Bernie Schaeffer is Holding the Fed Culpable for mistakes the Fed made on both ends.
Were all these rate hikes necessary? Forget even about current credit-market conditions that are now screaming for a rate cut. The yield curve had inverted long before the current crisis, and an inverted yield curve (where benchmark short-term rates exceed benchmark long-term rates) has traditionally been a precursor to a recession and a clear indication that Fed policy is too tight.
So it can be argued that the Fed played “bait and switch” with the nation’s homeowners, moving from an unnecessarily loose to an unnecessarily tight monetary policy even as the mortgage debt was being piled higher and higher. And now per the above piece, almost a trillion dollars in ARMs will become significantly more expensive over the next two years.
Ben Bernanke bought the bogus deflation scare in 2001 – hook, line and sinker. And now – when deflation is actually a threat through house-price implosion and ARM resets – he worries about inflation. If he proves to be equally wrong about the economic backdrop this time, the consequences will be disastrous.
A 50 basis-point rate cut is needed, preferably before the next Fed meeting on September 18th. It is needed not for the purpose of bailing out profligacy on Main Street and on Wall Street, but to correct the consequences of the Federal Reserve’s excessive rate hikes. And I can come as close to guaranteeing as I possibly can when speaking of the markets that if September 18th comes and goes with no such cut, the markets will not long thereafter force it out of the cold, dead hands of the current Fed Chairman.
In a sense yes, those rates hikes were necessary, if for no other reason than to shut the door on speculative lending. The credit boom party lasted far longer than I thought and it ended with a bang mid-summer just as the housing market ended with a bang mid-summer two years prior.
For two years in between, speculation went from housing to mergers, to debt funded share buybacks, to LBOs to the top being formed with Chuck Prince, Citigroup CEO proclaiming “No End Soon to Buyout Boom” We’re Still Dancing. Now Citigroup (C), JPMorgan Chase (JPM), Lehman (LEH), and Bear Stearns (BSC) are all stuck with LBO commitments that the debt markets are now unwilling to fund.
As long as fools were dancing, the Fed was simply going to have a hard time cutting, no matter what housing was doing. And as Schaeffer points out, the irony of Bernanke’s worries is remarkable. There is a clear danger of a deflationary credit crunch now, with Bernanke worried (or supposedly worried about inflation), but where was Bernanke when interest rates were 1%?

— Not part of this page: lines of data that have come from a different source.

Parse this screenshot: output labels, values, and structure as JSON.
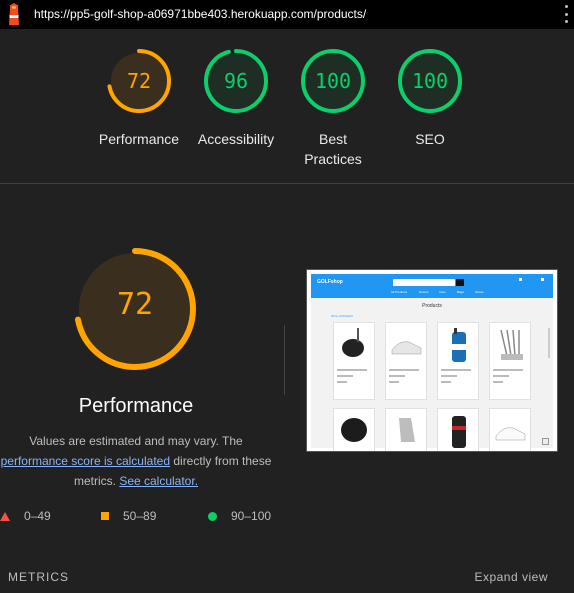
{
  "topbar": {
    "url": "https://pp5-golf-shop-a06971bbe403.herokuapp.com/products/",
    "logo_icon": "lighthouse-icon",
    "menu_icon": "kebab-menu-icon"
  },
  "gauges": [
    {
      "label": "Performance",
      "score": "72",
      "value": 72,
      "color": "#ffa400",
      "bg": "#3a2f1f"
    },
    {
      "label": "Accessibility",
      "score": "96",
      "value": 96,
      "color": "#0cce6b",
      "bg": "#1e2e24"
    },
    {
      "label": "Best Practices",
      "score": "100",
      "value": 100,
      "color": "#0cce6b",
      "bg": "#1e2e24"
    },
    {
      "label": "SEO",
      "score": "100",
      "value": 100,
      "color": "#0cce6b",
      "bg": "#1e2e24"
    }
  ],
  "performance": {
    "score": "72",
    "value": 72,
    "title": "Performance",
    "desc_prefix": "Values are estimated and may vary. The ",
    "desc_link1": "performance score is calculated",
    "desc_mid": " directly from these metrics. ",
    "desc_link2": "See calculator."
  },
  "legend": [
    {
      "range": "0–49",
      "color": "#ff4e42",
      "shape": "triangle"
    },
    {
      "range": "50–89",
      "color": "#ffa400",
      "shape": "square"
    },
    {
      "range": "90–100",
      "color": "#0cce6b",
      "shape": "circle"
    }
  ],
  "footer": {
    "metrics_label": "METRICS",
    "expand_label": "Expand view"
  },
  "thumbnail": {
    "logo": "GOLFshop",
    "page_title": "Products",
    "menu": [
      "All Products",
      "Drivers",
      "Irons",
      "Bags",
      "Shoes"
    ],
    "crumb": "Home / All Products"
  }
}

The entire world is now chocking on massive amounts of speculative debt, and central bankers are in a panic over what to do about it (see Panic Speaks Louder Than Words) and Still More Ideas To Fix Housing. It’s certainly a different sort of dance now. Let’s call it the Bernanke Shuffle.
And while a 50-basis point cut may be needed, the idea that it will “correct the consequences of the Federal Reserve’s excessive rate hikes” is simply mistaken. The only way to correct the consequences of the Fed’s actions would be to have not built a housing/credit bubble in the first place.
No Way to Undo Damage
- There is no way to “unbuild” all the homes that were built and not needed.
- There is no way to undo liar loans to buy those homes.
- There is no way to undo condo towers that are half built monuments to stupidity.
- There is no way to undo excesses with leveraged buyouts.
- There is no way to undo massive speculative junk bond offerings.
- There is no way to undo the damage this is going to cause to pension plans, life insurance plans, etc..
So while Schaeffer is correct with his assertion that the Fed made mistakes on both ends, and also correct with his statement “If September 18th comes and goes with no such cut, the markets will not long thereafter force it out of the cold, dead hands of the current Fed Chairman“, there is nothing that can be done to “correct the consequences” of the Fed overshooting in both directions.
It is far too late to undo the Fed’s damage no matter how many dance lessons Bernanke takes.
Mike Shedlock / Mish/